It's not always easy to place the late '80s Current 93 albums into some sort of chronological narrative, although I think it's generally accepted that Imperium was the first step away from the group's earlier sound. Interestingly one of the very few C93 releases not to feature Steven Stapleton. I would imagine Hilmar Örn Hilmarsson was in charge of the sound design on the album.

The first side of the album consists of the four part 'Imperium' suite. The elements are similar to earlier albums, but the execution entirely different. The four pieces consist of slowed down traditional music, minimal electronics, and Tibet's vocal on top. The early harsh sound is gone entirely, however, replaced with a mournful ambience, and tenderly sung and whispered poetry from David Tibet: these are notably 'songs', as opposed to soundscapes.
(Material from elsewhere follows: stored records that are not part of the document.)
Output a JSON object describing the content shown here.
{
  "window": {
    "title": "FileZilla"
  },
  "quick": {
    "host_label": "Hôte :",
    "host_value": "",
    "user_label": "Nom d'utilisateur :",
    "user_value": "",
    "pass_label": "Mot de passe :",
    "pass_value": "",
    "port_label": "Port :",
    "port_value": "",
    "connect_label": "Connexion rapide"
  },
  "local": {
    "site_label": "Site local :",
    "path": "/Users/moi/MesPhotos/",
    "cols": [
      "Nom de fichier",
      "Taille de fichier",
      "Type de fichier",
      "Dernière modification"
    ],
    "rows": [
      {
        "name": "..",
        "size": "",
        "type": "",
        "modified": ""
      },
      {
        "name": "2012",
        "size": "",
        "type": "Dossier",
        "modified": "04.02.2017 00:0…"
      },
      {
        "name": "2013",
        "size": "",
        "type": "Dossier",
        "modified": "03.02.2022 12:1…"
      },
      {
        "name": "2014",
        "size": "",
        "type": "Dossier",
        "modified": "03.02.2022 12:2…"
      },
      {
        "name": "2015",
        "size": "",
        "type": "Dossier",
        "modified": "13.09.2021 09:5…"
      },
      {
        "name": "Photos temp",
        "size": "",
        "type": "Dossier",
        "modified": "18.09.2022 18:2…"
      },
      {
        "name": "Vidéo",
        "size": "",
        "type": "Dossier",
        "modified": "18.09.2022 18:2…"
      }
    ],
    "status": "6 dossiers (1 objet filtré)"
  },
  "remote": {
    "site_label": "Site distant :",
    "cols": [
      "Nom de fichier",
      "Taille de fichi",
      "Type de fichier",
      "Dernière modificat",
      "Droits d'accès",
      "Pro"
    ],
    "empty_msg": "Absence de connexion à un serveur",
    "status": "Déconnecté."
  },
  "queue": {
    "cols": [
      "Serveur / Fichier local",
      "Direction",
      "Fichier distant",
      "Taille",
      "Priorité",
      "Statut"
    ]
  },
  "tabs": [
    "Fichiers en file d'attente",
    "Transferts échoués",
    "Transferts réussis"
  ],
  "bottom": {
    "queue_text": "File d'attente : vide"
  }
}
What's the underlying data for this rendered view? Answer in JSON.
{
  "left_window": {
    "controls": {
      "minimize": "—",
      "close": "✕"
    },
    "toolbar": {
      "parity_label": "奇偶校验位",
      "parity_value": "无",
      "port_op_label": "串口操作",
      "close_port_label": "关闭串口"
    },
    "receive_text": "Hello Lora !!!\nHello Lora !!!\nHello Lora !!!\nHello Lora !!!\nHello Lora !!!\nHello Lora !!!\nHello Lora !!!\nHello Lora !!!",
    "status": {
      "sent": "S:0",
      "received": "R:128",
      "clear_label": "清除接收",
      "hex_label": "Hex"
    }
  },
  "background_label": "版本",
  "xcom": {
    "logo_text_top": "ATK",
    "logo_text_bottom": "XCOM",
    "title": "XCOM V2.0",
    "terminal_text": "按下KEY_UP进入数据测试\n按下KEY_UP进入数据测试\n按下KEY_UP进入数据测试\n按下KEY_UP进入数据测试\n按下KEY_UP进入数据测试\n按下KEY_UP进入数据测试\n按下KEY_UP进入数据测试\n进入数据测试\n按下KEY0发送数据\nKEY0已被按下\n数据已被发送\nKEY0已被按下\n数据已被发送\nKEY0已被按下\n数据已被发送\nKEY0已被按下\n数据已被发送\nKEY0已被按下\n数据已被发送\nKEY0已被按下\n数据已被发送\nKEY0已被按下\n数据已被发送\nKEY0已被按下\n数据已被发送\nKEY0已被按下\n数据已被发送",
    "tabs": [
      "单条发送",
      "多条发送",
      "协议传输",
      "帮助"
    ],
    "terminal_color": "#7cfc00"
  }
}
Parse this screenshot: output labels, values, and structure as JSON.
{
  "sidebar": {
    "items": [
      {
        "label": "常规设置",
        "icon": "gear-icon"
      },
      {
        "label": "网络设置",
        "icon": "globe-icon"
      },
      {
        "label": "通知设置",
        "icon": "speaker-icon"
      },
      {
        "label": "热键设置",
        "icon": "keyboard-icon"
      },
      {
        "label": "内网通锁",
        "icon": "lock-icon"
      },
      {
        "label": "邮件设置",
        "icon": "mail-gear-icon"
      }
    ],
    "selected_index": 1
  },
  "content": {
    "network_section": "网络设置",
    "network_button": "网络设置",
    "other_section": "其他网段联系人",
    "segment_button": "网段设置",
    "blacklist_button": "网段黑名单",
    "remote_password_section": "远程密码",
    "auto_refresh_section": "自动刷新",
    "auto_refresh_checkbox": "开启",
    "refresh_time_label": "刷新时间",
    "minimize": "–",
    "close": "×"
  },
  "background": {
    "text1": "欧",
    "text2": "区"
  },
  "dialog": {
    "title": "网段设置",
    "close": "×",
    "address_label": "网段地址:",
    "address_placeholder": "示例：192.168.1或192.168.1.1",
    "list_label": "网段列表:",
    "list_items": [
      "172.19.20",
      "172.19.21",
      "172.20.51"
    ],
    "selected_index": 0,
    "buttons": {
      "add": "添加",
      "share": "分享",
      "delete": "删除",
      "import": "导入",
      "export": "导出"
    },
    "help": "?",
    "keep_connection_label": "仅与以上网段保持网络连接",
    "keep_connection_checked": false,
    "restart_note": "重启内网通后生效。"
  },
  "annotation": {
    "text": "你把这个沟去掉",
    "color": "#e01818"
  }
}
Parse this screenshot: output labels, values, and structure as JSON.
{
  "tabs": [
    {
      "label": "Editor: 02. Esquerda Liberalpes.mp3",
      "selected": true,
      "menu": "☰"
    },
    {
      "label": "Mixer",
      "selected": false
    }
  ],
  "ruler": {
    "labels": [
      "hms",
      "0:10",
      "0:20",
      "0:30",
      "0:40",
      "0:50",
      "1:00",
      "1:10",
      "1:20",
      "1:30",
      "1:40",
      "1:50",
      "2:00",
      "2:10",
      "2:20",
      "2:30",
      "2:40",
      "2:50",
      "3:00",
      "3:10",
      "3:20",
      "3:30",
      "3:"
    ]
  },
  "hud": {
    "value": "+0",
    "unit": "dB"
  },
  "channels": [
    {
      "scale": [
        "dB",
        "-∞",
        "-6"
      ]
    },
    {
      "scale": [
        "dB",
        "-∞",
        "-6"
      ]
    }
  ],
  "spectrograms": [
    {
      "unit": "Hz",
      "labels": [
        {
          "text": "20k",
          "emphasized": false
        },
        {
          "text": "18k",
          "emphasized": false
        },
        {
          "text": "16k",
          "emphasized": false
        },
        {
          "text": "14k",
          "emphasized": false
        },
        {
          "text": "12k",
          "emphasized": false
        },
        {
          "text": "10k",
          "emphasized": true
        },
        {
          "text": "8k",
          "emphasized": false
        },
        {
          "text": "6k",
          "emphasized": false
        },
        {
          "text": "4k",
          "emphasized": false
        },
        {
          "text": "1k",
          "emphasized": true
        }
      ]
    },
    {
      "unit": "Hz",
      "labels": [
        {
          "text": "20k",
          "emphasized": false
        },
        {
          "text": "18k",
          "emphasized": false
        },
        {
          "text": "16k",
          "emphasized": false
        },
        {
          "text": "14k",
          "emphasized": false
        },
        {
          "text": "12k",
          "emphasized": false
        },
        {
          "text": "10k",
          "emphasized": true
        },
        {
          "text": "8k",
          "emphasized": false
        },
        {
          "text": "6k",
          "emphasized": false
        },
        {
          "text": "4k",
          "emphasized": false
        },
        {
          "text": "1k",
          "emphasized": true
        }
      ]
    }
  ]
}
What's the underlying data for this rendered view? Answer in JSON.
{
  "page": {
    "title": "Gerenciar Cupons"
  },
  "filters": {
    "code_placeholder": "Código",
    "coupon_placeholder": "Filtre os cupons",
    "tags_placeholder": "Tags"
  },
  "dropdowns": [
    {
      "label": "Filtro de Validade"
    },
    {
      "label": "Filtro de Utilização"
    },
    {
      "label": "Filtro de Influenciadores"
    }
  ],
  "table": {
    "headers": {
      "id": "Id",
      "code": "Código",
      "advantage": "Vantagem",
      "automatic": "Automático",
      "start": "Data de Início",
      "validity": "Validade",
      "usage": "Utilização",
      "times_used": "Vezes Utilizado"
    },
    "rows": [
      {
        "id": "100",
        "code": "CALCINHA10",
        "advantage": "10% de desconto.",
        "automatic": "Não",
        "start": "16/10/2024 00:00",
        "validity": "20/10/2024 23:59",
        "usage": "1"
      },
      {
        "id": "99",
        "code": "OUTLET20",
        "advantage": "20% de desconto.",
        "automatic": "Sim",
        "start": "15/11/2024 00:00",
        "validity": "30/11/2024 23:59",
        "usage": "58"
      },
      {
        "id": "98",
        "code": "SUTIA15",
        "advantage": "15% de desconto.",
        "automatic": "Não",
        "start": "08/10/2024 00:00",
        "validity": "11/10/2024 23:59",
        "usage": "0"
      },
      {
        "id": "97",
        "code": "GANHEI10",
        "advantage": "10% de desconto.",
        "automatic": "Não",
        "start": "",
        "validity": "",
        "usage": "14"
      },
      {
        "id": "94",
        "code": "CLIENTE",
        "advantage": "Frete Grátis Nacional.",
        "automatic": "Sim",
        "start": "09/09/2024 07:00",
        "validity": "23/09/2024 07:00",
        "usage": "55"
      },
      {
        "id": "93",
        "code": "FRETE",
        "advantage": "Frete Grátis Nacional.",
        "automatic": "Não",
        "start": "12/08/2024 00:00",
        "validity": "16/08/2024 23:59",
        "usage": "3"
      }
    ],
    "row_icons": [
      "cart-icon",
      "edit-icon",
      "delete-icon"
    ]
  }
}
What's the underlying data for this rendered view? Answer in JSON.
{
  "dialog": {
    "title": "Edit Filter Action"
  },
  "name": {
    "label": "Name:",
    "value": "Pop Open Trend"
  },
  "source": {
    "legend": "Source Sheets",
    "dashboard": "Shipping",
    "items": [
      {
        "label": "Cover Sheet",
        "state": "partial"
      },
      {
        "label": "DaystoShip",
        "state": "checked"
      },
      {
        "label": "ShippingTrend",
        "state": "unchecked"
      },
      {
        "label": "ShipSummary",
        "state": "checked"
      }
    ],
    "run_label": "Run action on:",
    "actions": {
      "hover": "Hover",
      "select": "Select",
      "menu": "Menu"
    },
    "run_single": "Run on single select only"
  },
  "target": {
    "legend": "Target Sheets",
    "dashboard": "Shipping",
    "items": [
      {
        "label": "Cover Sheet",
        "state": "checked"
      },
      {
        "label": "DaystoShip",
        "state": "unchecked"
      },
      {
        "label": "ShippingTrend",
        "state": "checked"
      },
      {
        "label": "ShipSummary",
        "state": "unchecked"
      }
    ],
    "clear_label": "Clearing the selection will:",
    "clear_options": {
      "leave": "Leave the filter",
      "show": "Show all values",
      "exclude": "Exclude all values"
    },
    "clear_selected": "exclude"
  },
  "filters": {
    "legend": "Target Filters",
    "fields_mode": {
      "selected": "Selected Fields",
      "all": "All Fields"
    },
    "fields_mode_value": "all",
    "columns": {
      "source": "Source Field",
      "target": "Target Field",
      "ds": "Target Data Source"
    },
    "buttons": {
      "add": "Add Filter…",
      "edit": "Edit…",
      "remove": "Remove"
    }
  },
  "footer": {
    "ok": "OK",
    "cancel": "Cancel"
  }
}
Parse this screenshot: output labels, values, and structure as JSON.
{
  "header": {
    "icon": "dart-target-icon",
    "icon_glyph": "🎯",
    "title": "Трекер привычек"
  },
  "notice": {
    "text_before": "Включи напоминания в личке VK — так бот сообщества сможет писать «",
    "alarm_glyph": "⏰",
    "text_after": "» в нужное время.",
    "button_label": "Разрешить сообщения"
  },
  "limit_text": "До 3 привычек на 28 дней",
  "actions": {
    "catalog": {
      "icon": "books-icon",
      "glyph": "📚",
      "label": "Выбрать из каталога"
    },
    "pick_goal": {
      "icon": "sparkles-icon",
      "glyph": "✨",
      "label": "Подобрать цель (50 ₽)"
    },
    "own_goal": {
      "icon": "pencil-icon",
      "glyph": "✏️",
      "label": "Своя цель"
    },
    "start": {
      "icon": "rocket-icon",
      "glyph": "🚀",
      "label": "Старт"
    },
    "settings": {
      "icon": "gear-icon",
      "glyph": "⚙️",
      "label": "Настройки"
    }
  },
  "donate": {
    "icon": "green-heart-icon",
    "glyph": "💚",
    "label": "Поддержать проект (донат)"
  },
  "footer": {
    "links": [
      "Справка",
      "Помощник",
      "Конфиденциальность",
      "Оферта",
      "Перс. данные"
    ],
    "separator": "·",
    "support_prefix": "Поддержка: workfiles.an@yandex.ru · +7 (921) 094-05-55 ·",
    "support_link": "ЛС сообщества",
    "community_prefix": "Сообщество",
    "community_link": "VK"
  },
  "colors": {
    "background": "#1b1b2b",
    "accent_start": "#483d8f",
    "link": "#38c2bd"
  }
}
Tibet, histrionic as ever, found himself ill, and concluded he was going to die. The 'Imperium' suite finds him lamenting on the inevitability of death, and making some kind of peace with the Christianity his lyrics had once questioned more harshly (the previous single 'Happy Birthday Pigface Christus' a notable example).

The second side of the album is a different matter entirely, with Tibet bringing in Douglas P and Tony Wakeford of Death in June, and Coil's John Balance, to form a kind of post-punk / post-industrial hybrid that probably had some crossover potential at the time. Sadly, three of the four songs are simply far, far too long for their own good, extended to fit David's lyrics, but musically too repetitive to provide enjoyable listening. As the tracks all head towards six, seven, eight minutes, the patience wears very thin. The one exception is 'Be', a forgettable acoustic piece only remarkable for it being a very early example of the folk sound the Current 93 name would become most famous for in the coming years.

Imperium is very much an album of two sides: one a fascinating and beautiful evolution of the group's sound; the other an interesting curio, but also a creative dead end, and one that would not be explored further in the future.